Recorded in 1976 -- after Brian Eno had proclaimed them one of the best groups around -- but for whatever reason not released until 20 years later, Tracks & Traces is a fascinating release not merely for Eno's participation but for the hints of music that would become mainstream in the future. Indeed, opening cut "Vamos Companeros" has an intense guitar line from Rother that in its nervous, choppy way suggests everything from Wire to Bauhaus, not to mention Eno's own noted production clients, U2. Having already created two excellent albums, the core Harmonia trio was easily placed to whip up a third, with Eno the wild-card factor who turned out to be a perfect addition. While contributing some lyrics and singing at a time when he was steering away firmly from both in his own solo work, most of the time Eno lets the band speak for itself musically, most notably adding snaky, quietly threatening basslines. Compositions range from the lengthy to just fragments, and while it feels at points more like a collection of sessions than necessarily a complete stand-alone album conceived as such, the end results are still well worth hearing. The contemplative "By the Riverside," which could easily have turned up on Eno's Before and After Science (where his related collaboration with Cluster, "By This River," appeared) is a slow treasure, a core keyboard loop providing the slow-paced rhythm. "Almost" is another killer, with a lead guitar/piano melody that's pure gentle heartbreak if ever there were such a thing, gently descending and softly surrounded by an elegantly flowing arrangement. If there's less of the glittering glaze of the earlier Harmonia albums, the explorations in ambient sound and mysterious and murky textures make for a more than fair exchange. [This remastered reissue contains three previously unreleased songs.]
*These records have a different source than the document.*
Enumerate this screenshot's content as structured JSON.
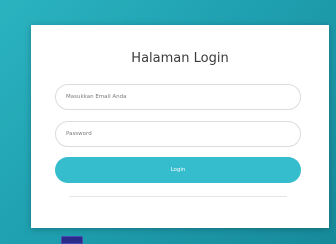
{
  "login": {
    "title": "Halaman Login",
    "email_placeholder": "Masukkan Email Anda",
    "password_placeholder": "Password",
    "button_label": "Login"
  },
  "colors": {
    "background": "#1fa0b0",
    "card": "#ffffff",
    "accent_button": "#35bccd",
    "title_text": "#3b3b3b"
  },
  "icons": {
    "taskbar_icon": "app-tile-icon"
  }
}
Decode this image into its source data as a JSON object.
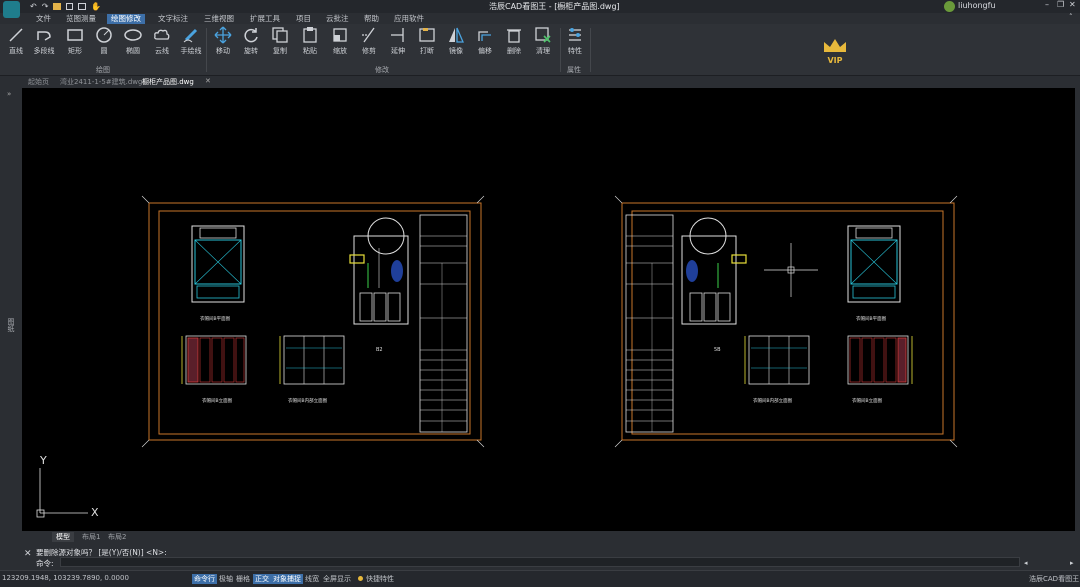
{
  "window": {
    "title": "浩辰CAD看图王 - [橱柜产品图.dwg]",
    "user": "liuhongfu"
  },
  "menu": [
    "文件",
    "览图测量",
    "绘图修改",
    "文字标注",
    "三维视图",
    "扩展工具",
    "项目",
    "云批注",
    "帮助",
    "应用软件"
  ],
  "menu_active": "绘图修改",
  "ribbon": {
    "draw_tools": [
      "直线",
      "多段线",
      "矩形",
      "圆",
      "椭圆",
      "云线",
      "手绘线"
    ],
    "draw_group": "绘图",
    "modify_tools": [
      "移动",
      "旋转",
      "复制",
      "粘贴",
      "缩放",
      "修剪",
      "延伸",
      "打断",
      "镜像",
      "偏移",
      "删除",
      "清理"
    ],
    "modify_group": "修改",
    "prop_tools": [
      "特性"
    ],
    "prop_group": "属性",
    "vip": "VIP"
  },
  "doc_tabs": [
    "起始页",
    "湾业2411-1-5#建筑.dwg",
    "橱柜产品图.dwg"
  ],
  "doc_tab_active": 2,
  "drawing": {
    "sheet_left": {
      "label_top": "衣帽间B平面图",
      "label_a": "衣帽间B立面图",
      "label_b": "衣帽间B内部立面图",
      "tag": "B2"
    },
    "sheet_right": {
      "label_top": "衣帽间B平面图",
      "label_a": "衣帽间B内部立面图",
      "label_b": "衣帽间B立面图",
      "tag": "5B"
    },
    "ucs": {
      "x": "X",
      "y": "Y"
    },
    "colors": {
      "frame": "#c8762a",
      "line": "#e0e0e0",
      "cyan": "#27c2d6",
      "red": "#d63a3a",
      "yellow": "#e8e03a"
    }
  },
  "side_label": "图纸",
  "layout_tabs": [
    "模型",
    "布局1",
    "布局2"
  ],
  "layout_active": 0,
  "command": {
    "history": "要删除源对象吗？ [是(Y)/否(N)] <N>:",
    "prompt": "命令:"
  },
  "status": {
    "coords": "123209.1948, 103239.7890, 0.0000",
    "items": [
      "命令行",
      "极轴",
      "栅格",
      "正交",
      "对象捕捉",
      "线宽",
      "全屏显示",
      "快捷特性"
    ],
    "on_items": [
      "命令行",
      "正交",
      "对象捕捉"
    ],
    "brand": "浩辰CAD看图王"
  }
}
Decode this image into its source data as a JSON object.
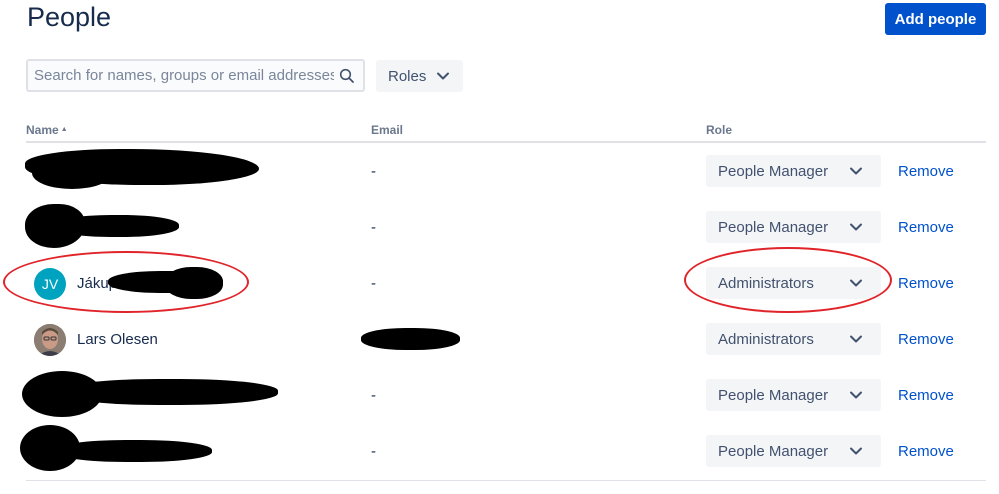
{
  "header": {
    "title": "People",
    "add_button_label": "Add people"
  },
  "search": {
    "placeholder": "Search for names, groups or email addresses",
    "value": ""
  },
  "filters": {
    "roles_label": "Roles"
  },
  "table": {
    "columns": {
      "name": "Name",
      "email": "Email",
      "role": "Role"
    },
    "sort": {
      "column": "Name",
      "direction": "ascending"
    },
    "remove_label": "Remove",
    "rows": [
      {
        "name": "",
        "email": "-",
        "role": "People Manager",
        "redacted_name": true
      },
      {
        "name": "",
        "email": "-",
        "role": "People Manager",
        "redacted_name": true
      },
      {
        "name": "Jákup",
        "avatar_initials": "JV",
        "email": "-",
        "role": "Administrators",
        "redacted_name": true
      },
      {
        "name": "Lars Olesen",
        "email": "",
        "role": "Administrators",
        "redacted_email": true
      },
      {
        "name": "",
        "email": "-",
        "role": "People Manager",
        "redacted_name": true
      },
      {
        "name": "",
        "email": "-",
        "role": "People Manager",
        "redacted_name": true
      }
    ]
  },
  "colors": {
    "primary": "#0052cc",
    "text": "#172b4d",
    "muted": "#6b778c",
    "annotation": "#e0242a",
    "avatar_jv": "#00a3bf"
  },
  "icons": {
    "search": "search-icon",
    "dropdown": "chevron-down-icon"
  }
}
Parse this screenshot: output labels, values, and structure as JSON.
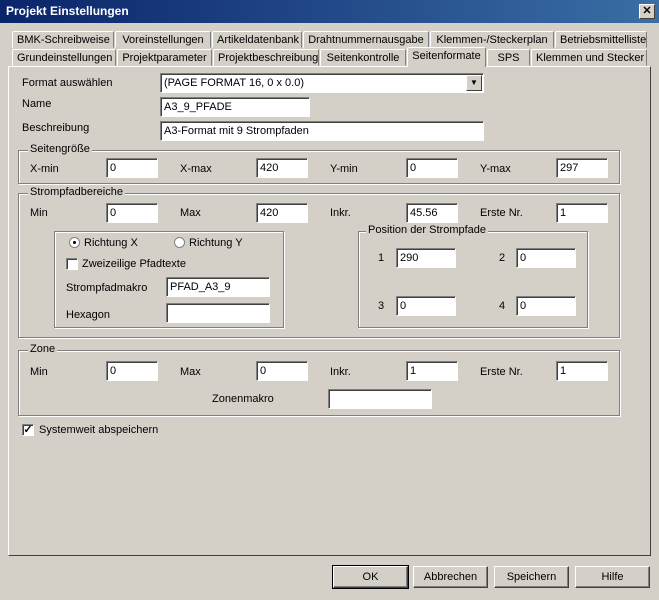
{
  "window": {
    "title": "Projekt Einstellungen",
    "close_glyph": "✕"
  },
  "tabs_row1": [
    "BMK-Schreibweise",
    "Voreinstellungen",
    "Artikeldatenbank",
    "Drahtnummernausgabe",
    "Klemmen-/Steckerplan",
    "Betriebsmittelliste"
  ],
  "tabs_row2": [
    "Grundeinstellungen",
    "Projektparameter",
    "Projektbeschreibung",
    "Seitenkontrolle",
    "Seitenformate",
    "SPS",
    "Klemmen und Stecker"
  ],
  "active_tab": "Seitenformate",
  "format": {
    "label": "Format auswählen",
    "value": "(PAGE FORMAT 16, 0 x 0.0)"
  },
  "name": {
    "label": "Name",
    "value": "A3_9_PFADE"
  },
  "beschreibung": {
    "label": "Beschreibung",
    "value": "A3-Format mit 9 Strompfaden"
  },
  "seitengroesse": {
    "title": "Seitengröße",
    "xmin_label": "X-min",
    "xmin": "0",
    "xmax_label": "X-max",
    "xmax": "420",
    "ymin_label": "Y-min",
    "ymin": "0",
    "ymax_label": "Y-max",
    "ymax": "297"
  },
  "strompfad": {
    "title": "Strompfadbereiche",
    "min_label": "Min",
    "min": "0",
    "max_label": "Max",
    "max": "420",
    "inkr_label": "Inkr.",
    "inkr": "45.56",
    "erste_label": "Erste Nr.",
    "erste": "1",
    "richtung_x": "Richtung X",
    "richtung_y": "Richtung Y",
    "zweizeilig": "Zweizeilige Pfadtexte",
    "makro_label": "Strompfadmakro",
    "makro": "PFAD_A3_9",
    "hexagon_label": "Hexagon",
    "hexagon": "",
    "position_title": "Position der Strompfade",
    "p1_label": "1",
    "p1": "290",
    "p2_label": "2",
    "p2": "0",
    "p3_label": "3",
    "p3": "0",
    "p4_label": "4",
    "p4": "0"
  },
  "zone": {
    "title": "Zone",
    "min_label": "Min",
    "min": "0",
    "max_label": "Max",
    "max": "0",
    "inkr_label": "Inkr.",
    "inkr": "1",
    "erste_label": "Erste Nr.",
    "erste": "1",
    "makro_label": "Zonenmakro",
    "makro": ""
  },
  "systemweit": {
    "label": "Systemweit abspeichern",
    "checked": true,
    "check_glyph": "✓"
  },
  "buttons": {
    "ok": "OK",
    "abbrechen": "Abbrechen",
    "speichern": "Speichern",
    "hilfe": "Hilfe"
  }
}
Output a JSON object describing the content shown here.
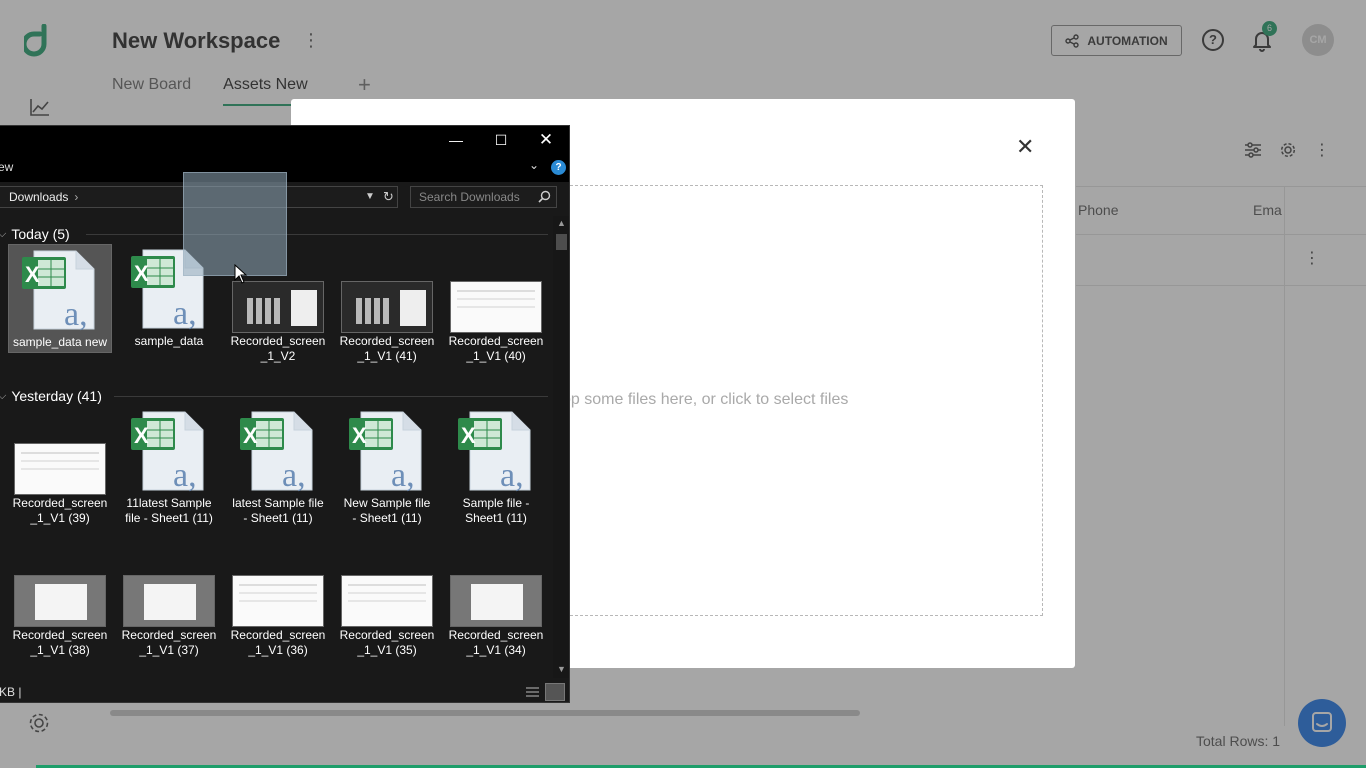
{
  "app": {
    "workspace_title": "New Workspace",
    "tabs": [
      {
        "label": "New Board",
        "active": false
      },
      {
        "label": "Assets New",
        "active": true
      }
    ],
    "automation_label": "AUTOMATION",
    "notification_count": "6",
    "avatar_initials": "CM",
    "grid": {
      "columns": [
        "Phone",
        "Ema"
      ]
    },
    "total_rows": "Total Rows: 1"
  },
  "upload_modal": {
    "dropzone_text": "op some files here, or click to select files"
  },
  "explorer": {
    "ribbon_tab": "ew",
    "address_path": "Downloads",
    "search_placeholder": "Search Downloads",
    "status_text": "KB  |",
    "groups": [
      {
        "label": "Today (5)",
        "files": [
          {
            "name": "sample_data new",
            "type": "excel",
            "selected": true
          },
          {
            "name": "sample_data",
            "type": "excel",
            "selected": false
          },
          {
            "name": "Recorded_screen\n_1_V2",
            "type": "video-dark",
            "selected": false
          },
          {
            "name": "Recorded_screen\n_1_V1 (41)",
            "type": "video-dark",
            "selected": false
          },
          {
            "name": "Recorded_screen\n_1_V1 (40)",
            "type": "video-light",
            "selected": false
          }
        ]
      },
      {
        "label": "Yesterday (41)",
        "files": [
          {
            "name": "Recorded_screen\n_1_V1 (39)",
            "type": "video-light",
            "selected": false
          },
          {
            "name": "11latest Sample\nfile - Sheet1 (11)",
            "type": "excel",
            "selected": false
          },
          {
            "name": "latest Sample file\n- Sheet1 (11)",
            "type": "excel",
            "selected": false
          },
          {
            "name": "New Sample file\n- Sheet1 (11)",
            "type": "excel",
            "selected": false
          },
          {
            "name": "Sample file -\nSheet1 (11)",
            "type": "excel",
            "selected": false
          },
          {
            "name": "Recorded_screen\n_1_V1 (38)",
            "type": "video-grey",
            "selected": false
          },
          {
            "name": "Recorded_screen\n_1_V1 (37)",
            "type": "video-grey",
            "selected": false
          },
          {
            "name": "Recorded_screen\n_1_V1 (36)",
            "type": "video-light",
            "selected": false
          },
          {
            "name": "Recorded_screen\n_1_V1 (35)",
            "type": "video-light",
            "selected": false
          },
          {
            "name": "Recorded_screen\n_1_V1 (34)",
            "type": "video-grey",
            "selected": false
          }
        ]
      }
    ]
  },
  "colors": {
    "brand_green": "#1e9e6a",
    "chat_blue": "#1a73e8",
    "explorer_bg": "#191919"
  },
  "icons": [
    "chart-icon",
    "settings-icon",
    "filter-icon",
    "gear-icon",
    "kebab-icon",
    "help-icon",
    "bell-icon",
    "close-icon",
    "search-icon",
    "refresh-icon",
    "chevron-down-icon",
    "excel-file-icon",
    "video-thumbnail-icon",
    "chat-icon"
  ]
}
As the liner notes put it, "This album marks the end of FSA phase one." Pearce later described the whole "phase one/phase two" business as something of a joke, but for a while it seemed FSA was going to call it quits in the mid-'90s, partially due to Brook's departure to concentrate on Movietone. Thankfully, the projected end of FSA turned out to be false, but it's easy to see Chorus as an intentional wrapping up (though in fact the four songs that appeared on the Outdoor Miner/Land Beyond the Sun EP did not surface here). Bringing together a scattered variety of tracks in the same way that Distance did, Chorus includes songs from singles, compilation cuts, and the entirety of a John Peel session for good measure. Two cuts appear twice in alternate versions -- the appropriately titled "Feedback Song," which also crops up in a demo take, and "There but Not There," appearing as well in a dub take and both featuring the talents of regular FSA collaborator Rocker. Even more so than Distance, Chorus captures FSA trying out a wide variety of approaches, from minimal, acoustic arrangements, as on the Brook-sung "Beach Red Lullaby," to more of the fierce and somehow elegant guitar sound swells (the mind-melting "Second Hour" providing an astonishing instance of the latter). Some fairly conventional numbers, for FSA at least, turn up -- "Always" has a lovely, pop-friendly melody that places the song much closer to out-and-out shoegazing than most of the band's other work. Pearce's singing generally favors the more shadowy, buried approach of earlier efforts than the somewhat clearer approach on Further, but still haunting and mysterious in contrast to the web of music surrounding it. Here and there various references to earlier work crop up -- continuing the series started on the self-titled debut, the stripped-down "Popul Vuh III" takes a bow.